Aim of the exercise:
Copy out, from the data below, each line in which the word "value" occurs.

━━ Material shown

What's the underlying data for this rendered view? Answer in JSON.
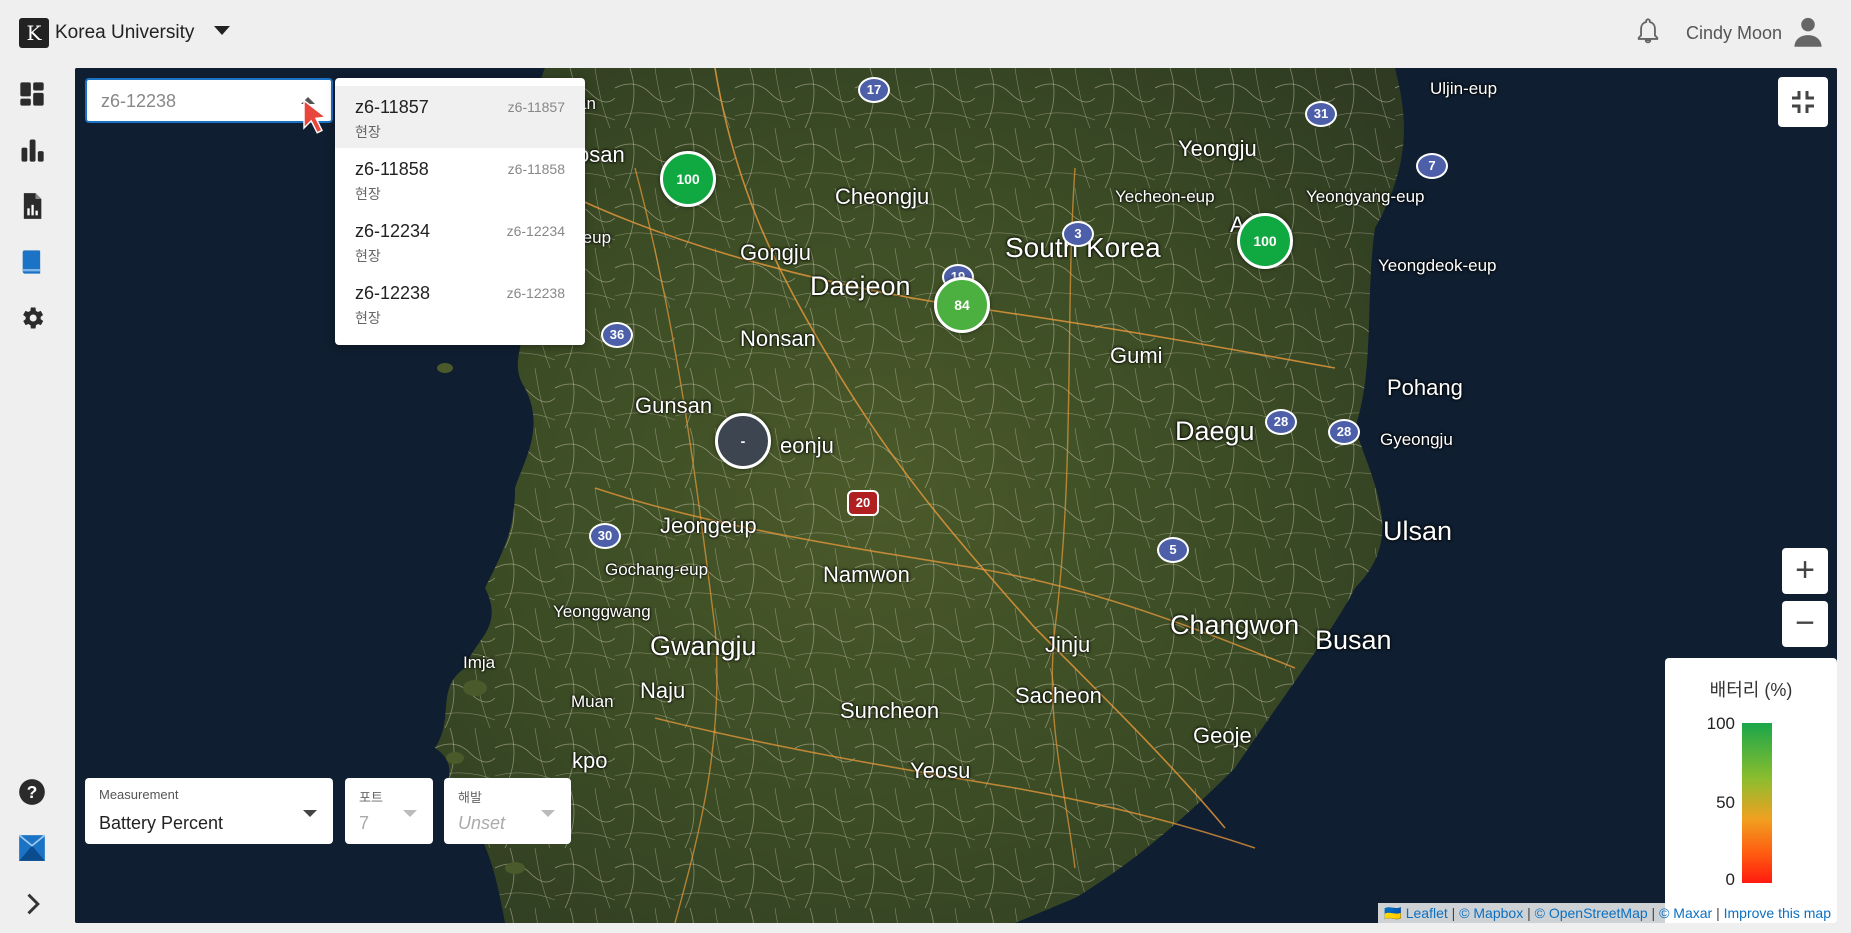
{
  "header": {
    "logo_letter": "K",
    "org_name": "Korea University",
    "user_name": "Cindy Moon"
  },
  "sidebar": {
    "items": [
      {
        "icon": "dashboard-icon"
      },
      {
        "icon": "bar-chart-icon"
      },
      {
        "icon": "report-icon"
      },
      {
        "icon": "book-icon"
      },
      {
        "icon": "gear-icon"
      }
    ],
    "bottom": [
      {
        "icon": "help-icon"
      },
      {
        "icon": "brand-icon"
      },
      {
        "icon": "chevron-right-icon"
      }
    ]
  },
  "search": {
    "value": "z6-12238",
    "options": [
      {
        "name": "z6-11857",
        "code": "z6-11857",
        "sub": "현장",
        "selected": true
      },
      {
        "name": "z6-11858",
        "code": "z6-11858",
        "sub": "현장"
      },
      {
        "name": "z6-12234",
        "code": "z6-12234",
        "sub": "현장"
      },
      {
        "name": "z6-12238",
        "code": "z6-12238",
        "sub": "현장"
      }
    ]
  },
  "map": {
    "cities": {
      "cheongju": "Cheongju",
      "south_korea": "South Korea",
      "daejeon": "Daejeon",
      "gongju": "Gongju",
      "nonsan": "Nonsan",
      "gunsan": "Gunsan",
      "jeonju": "eonju",
      "jeongeup": "Jeongeup",
      "gochang": "Gochang-eup",
      "yeonggwang": "Yeonggwang",
      "gwangju": "Gwangju",
      "namwon": "Namwon",
      "imja": "Imja",
      "muan": "Muan",
      "naju": "Naju",
      "mokpo": "kpo",
      "suncheon": "Suncheon",
      "yeosu": "Yeosu",
      "jinju": "Jinju",
      "sacheon": "Sacheon",
      "changwon": "Changwon",
      "busan": "Busan",
      "geoje": "Geoje",
      "ulsan": "Ulsan",
      "gyeongju": "Gyeongju",
      "pohang": "Pohang",
      "daegu": "Daegu",
      "gumi": "Gumi",
      "yeongju": "Yeongju",
      "yecheon": "Yecheon-eup",
      "andong": "And",
      "yeongyang": "Yeongyang-eup",
      "yeongdeok": "Yeongdeok-eup",
      "uljin": "Uljin-eup",
      "asan": "osan",
      "seosan": "an",
      "hongseong": "-eup"
    },
    "shields": [
      "17",
      "31",
      "7",
      "3",
      "19",
      "36",
      "28",
      "28",
      "20",
      "30",
      "5"
    ],
    "clusters": [
      {
        "label": "100",
        "value": 100,
        "color": "#10a840"
      },
      {
        "label": "100",
        "value": 100,
        "color": "#10a840"
      },
      {
        "label": "84",
        "value": 84,
        "color": "#4cb040"
      },
      {
        "label": "-",
        "value": null,
        "color": "#3d4650"
      }
    ],
    "fullscreen_icon": "exit-fullscreen-icon",
    "zoom_in_label": "+",
    "zoom_out_label": "−"
  },
  "legend": {
    "title": "배터리 (%)",
    "max": "100",
    "mid": "50",
    "min": "0",
    "colors": [
      "#1aa64a",
      "#8cbd2e",
      "#f0a020",
      "#ff1a10"
    ]
  },
  "attribution": {
    "flag": "🇺🇦",
    "leaflet": "Leaflet",
    "mapbox": "© Mapbox",
    "osm": "© OpenStreetMap",
    "maxar": "© Maxar",
    "improve": "Improve this map"
  },
  "controls": {
    "measurement": {
      "label": "Measurement",
      "value": "Battery Percent"
    },
    "port": {
      "label": "포트",
      "value": "7"
    },
    "elevation": {
      "label": "해발",
      "value": "Unset"
    }
  }
}
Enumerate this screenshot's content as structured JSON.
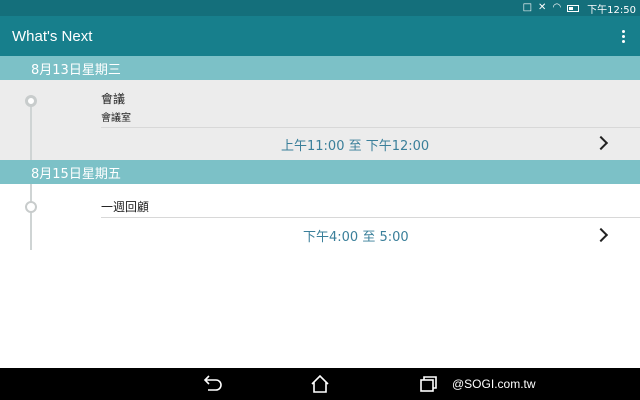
{
  "status_bar": {
    "time": "下午12:50",
    "icons": [
      "bluetooth-icon",
      "mute-icon",
      "wifi-icon",
      "battery-icon"
    ]
  },
  "app_bar": {
    "title": "What's Next",
    "menu_icon": "overflow-menu-icon"
  },
  "sections": [
    {
      "date": "8月13日星期三",
      "events": [
        {
          "title": "會議",
          "location": "會議室",
          "time": "上午11:00 至 下午12:00",
          "selected": true
        }
      ]
    },
    {
      "date": "8月15日星期五",
      "events": [
        {
          "title": "一週回顧",
          "location": "",
          "time": "下午4:00 至 5:00",
          "selected": false
        }
      ]
    }
  ],
  "nav_bar": {
    "buttons": [
      "back-icon",
      "home-icon",
      "recents-icon"
    ],
    "watermark": "@SOGI.com.tw"
  },
  "colors": {
    "status_bar": "#146f7b",
    "app_bar": "#177f8c",
    "date_header": "#7cc1c7",
    "time_text": "#3a7f9a",
    "selected_row": "#ececec"
  }
}
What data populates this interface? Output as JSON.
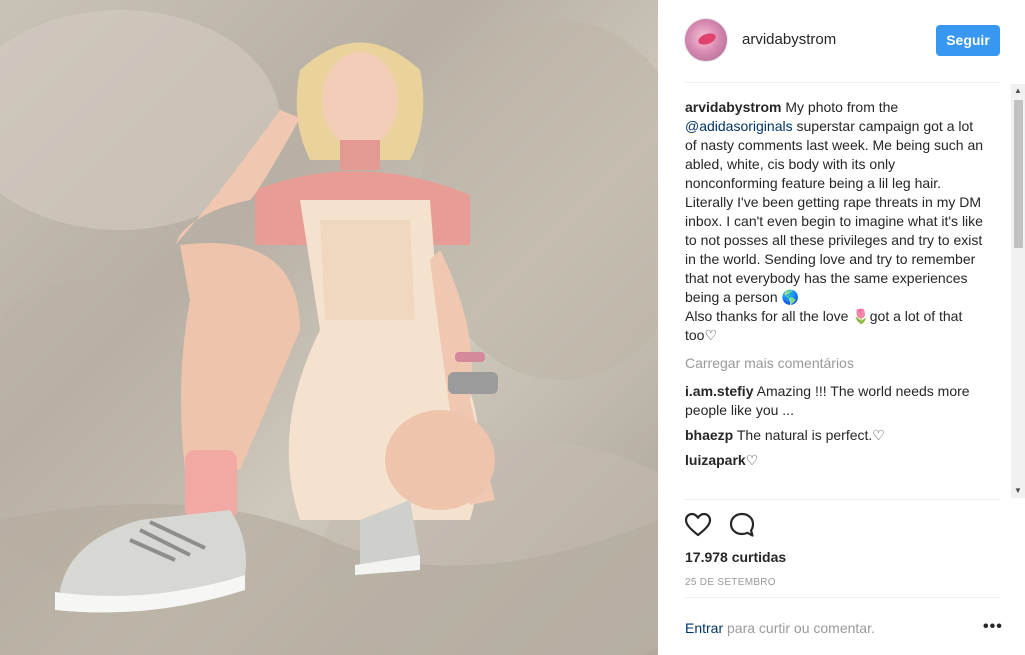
{
  "post": {
    "image_alt": "Photo of a woman sitting in a lace dress and sneakers"
  },
  "header": {
    "username": "arvidabystrom",
    "follow_label": "Seguir"
  },
  "caption": {
    "author": "arvidabystrom",
    "text_before_mention": " My photo from the ",
    "mention": "@adidasoriginals",
    "text_after_mention": " superstar campaign got a lot of nasty comments last week. Me being such an abled, white, cis body with its only nonconforming feature being a lil leg hair. Literally I've been getting rape threats in my DM inbox. I can't even begin to imagine what it's like to not posses all these privileges and try to exist in the world. Sending love and try to remember that not everybody has the same experiences being a person 🌎\nAlso thanks for all the love 🌷got a lot of that too♡"
  },
  "load_more_label": "Carregar mais comentários",
  "comments": [
    {
      "user": "i.am.stefiy",
      "text": " Amazing !!! The world needs more people like you ..."
    },
    {
      "user": "bhaezp",
      "text": " The natural is perfect.♡"
    },
    {
      "user": "luizapark",
      "text": "♡"
    }
  ],
  "actions": {
    "like_icon": "heart-icon",
    "comment_icon": "comment-bubble-icon"
  },
  "likes_text": "17.978 curtidas",
  "date_text": "25 DE SETEMBRO",
  "login": {
    "link_label": "Entrar",
    "rest_text": " para curtir ou comentar."
  },
  "more_label": "•••",
  "scrollbar": {
    "up": "▲",
    "down": "▼"
  }
}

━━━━

Exercise output:
    "value": "z6-12238",
        "value": 100,
        "value": 100,
        "value": 84,
        "value": null,
      "value": "Battery Percent"
      "value": "7"
      "value": "Unset"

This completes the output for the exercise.